With that being said, here is a simple recipe I’ve found. Please be aware that you must be the judge of the amount you make based on your needs. I decided to make enough to fill a 32 oz bottle that I had, so here’s what I did:
What you’ll need:
- Big pot
- Cheese grater
- Big bowl
- 1/2 (or less) bar of African Black Soap
- Jojoba oil
- Vegetable Glycerin
- Vitamin E oil
- Tea Tree oil
- Rosemary essential oil
*Feel free to add or substitute oils you desire such as argan oil, lavender essential oil, neem oil, etc. I used what I had on hand.
- Add enough water to your pot to fill whatever bottle or container you plan on storing your shampoo in. Bring it to a boil and remove it from the heat.
- Take your cheese grater and grate the amount of black soap you want to use for your shampoo. I used half of a bar based on the amount of shampoo I wanted to make. Grating the soft soap helps it to dissolve quickly in the water instead of having to wait hours or overnight like other DIY recipes call for.
- Add the soap to a large bowl and pour your hot water over it.
- Add your oils to the water and soap.
- I used the following amounts for my mixture:
- 2-3 Tbsp of Jojoba oil
- 1 – 2 tsp of Vegetable Glycerin
- 1 -2 Tbsp of Vitamin E oil
- 1 Tbsp of Tea Tree oil
- 10 drops of Rosemary essential oil
- Stir your mixture. You’ll notice how quickly your black soap dissolves. Keep stirring until you no longer see any chunks of soap.
- Allow the mixture to cool before transferring to your bottle. Once your mixture has cooled, use your funnel to transfer the liquid into your bottle. That’s it! Your shampoo is ready for use!
If you’re wondering why so many oils are used, it’s because African soap alone can be very drying to your hair, so that’s why it’s good to add additional oils, especially if you’re prone to dry hair. Oils that help retain moisture such as jojoba and argan are great to use. Again, use as little or as much as your hair needs.
My Results: The African Black Soap shampoo lathers easily, so you don’t need to use much for a good wash. Your shampoo won’t be thick in texture but will be watery, so don’t be alarmed. After shampooing twice, my hair and scalp felt very clean and soft. I followed it with a sage and rosemary tea rinse, rinsing my hair several times with the tea.
I put my bottle of shampoo in the fridge just to be on the safe side. Prior to washing your hair again, just take it out of the fridge and let it get room temperature before using.
If you’re like me and are looking for the healthiest, natural DIY solutions for your hair that are also money savers, this is an excellent DIY shampoo recipe to keep and use. I apologize for not posting any photos of the shampoo itself. I forgot to take a picture of it while mixing it in my bowl! 😦 Till next time… xoxo

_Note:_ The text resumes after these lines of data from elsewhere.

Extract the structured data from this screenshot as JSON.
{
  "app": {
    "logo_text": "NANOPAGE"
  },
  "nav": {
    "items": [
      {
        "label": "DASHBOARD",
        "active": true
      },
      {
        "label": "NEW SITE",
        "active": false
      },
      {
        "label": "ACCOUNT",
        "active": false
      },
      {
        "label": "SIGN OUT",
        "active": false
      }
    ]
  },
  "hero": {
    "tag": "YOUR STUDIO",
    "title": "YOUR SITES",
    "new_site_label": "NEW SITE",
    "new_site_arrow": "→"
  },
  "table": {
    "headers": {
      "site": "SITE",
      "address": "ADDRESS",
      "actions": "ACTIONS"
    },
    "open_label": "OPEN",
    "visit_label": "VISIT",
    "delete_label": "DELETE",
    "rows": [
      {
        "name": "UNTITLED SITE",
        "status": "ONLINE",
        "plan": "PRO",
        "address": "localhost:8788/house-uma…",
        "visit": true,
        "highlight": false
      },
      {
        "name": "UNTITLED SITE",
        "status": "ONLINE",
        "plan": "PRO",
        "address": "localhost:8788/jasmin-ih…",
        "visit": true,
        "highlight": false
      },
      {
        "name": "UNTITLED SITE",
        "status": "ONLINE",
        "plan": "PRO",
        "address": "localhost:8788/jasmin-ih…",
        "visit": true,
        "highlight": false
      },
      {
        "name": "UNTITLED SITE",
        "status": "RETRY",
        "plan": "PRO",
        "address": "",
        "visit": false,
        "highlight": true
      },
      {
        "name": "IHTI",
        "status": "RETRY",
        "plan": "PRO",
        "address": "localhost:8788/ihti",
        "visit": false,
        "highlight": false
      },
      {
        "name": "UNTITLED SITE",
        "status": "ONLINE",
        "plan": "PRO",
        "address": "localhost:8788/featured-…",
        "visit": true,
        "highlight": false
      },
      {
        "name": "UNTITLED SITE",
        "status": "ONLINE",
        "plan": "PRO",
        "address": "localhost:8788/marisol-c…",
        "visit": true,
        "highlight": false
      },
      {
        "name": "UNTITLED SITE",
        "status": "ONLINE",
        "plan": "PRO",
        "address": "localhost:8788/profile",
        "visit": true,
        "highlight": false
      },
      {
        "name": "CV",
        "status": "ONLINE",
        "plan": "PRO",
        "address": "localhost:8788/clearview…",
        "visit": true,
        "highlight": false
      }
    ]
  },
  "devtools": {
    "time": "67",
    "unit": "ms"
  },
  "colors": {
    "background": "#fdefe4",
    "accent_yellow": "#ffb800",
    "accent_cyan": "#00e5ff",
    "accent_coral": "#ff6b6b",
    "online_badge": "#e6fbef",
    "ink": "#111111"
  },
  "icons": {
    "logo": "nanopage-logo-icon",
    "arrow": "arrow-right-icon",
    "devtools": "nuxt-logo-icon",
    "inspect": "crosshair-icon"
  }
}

Recently I’ve adopted a new way (new for me anyway) to moisturize me and my daughter’s hair using vegetable glycerin and aloe vera juice. (see my previous post for recipe https://2dimplzs.wordpress.com/2016/10/17/moisturizing-my-dry-4c-hair/) First off, it totally works! I have never felt my hair this soft and stay so moisturized before in my life! Our hair was more manageable and easier to comb or finger comb through.
But…no matter if we plaited or twisted our hair and styled it the next day for a bomb twist out, puff, or afro it would shrink down quickly! You’d think we lived in the hot and humid south instead of the dry northwest! My daughters did not like this, they love being able to rock their huge afros or huge puffs. I had to agree with them, it was definitely a downside to having and keeping moisturized hair.
I think this is a case of taking the good with the bad. Having moisturized hair is very important. It cuts down on breakage, it promotes growth, and it makes our 4c hair much more manageable. What more can you ask for? What I will change is how often I spritz our hair with the vegetable glycerin and aloe vera juice. A little goes a long way. Finally, I feel like I’m finding my way through this natural hair journey!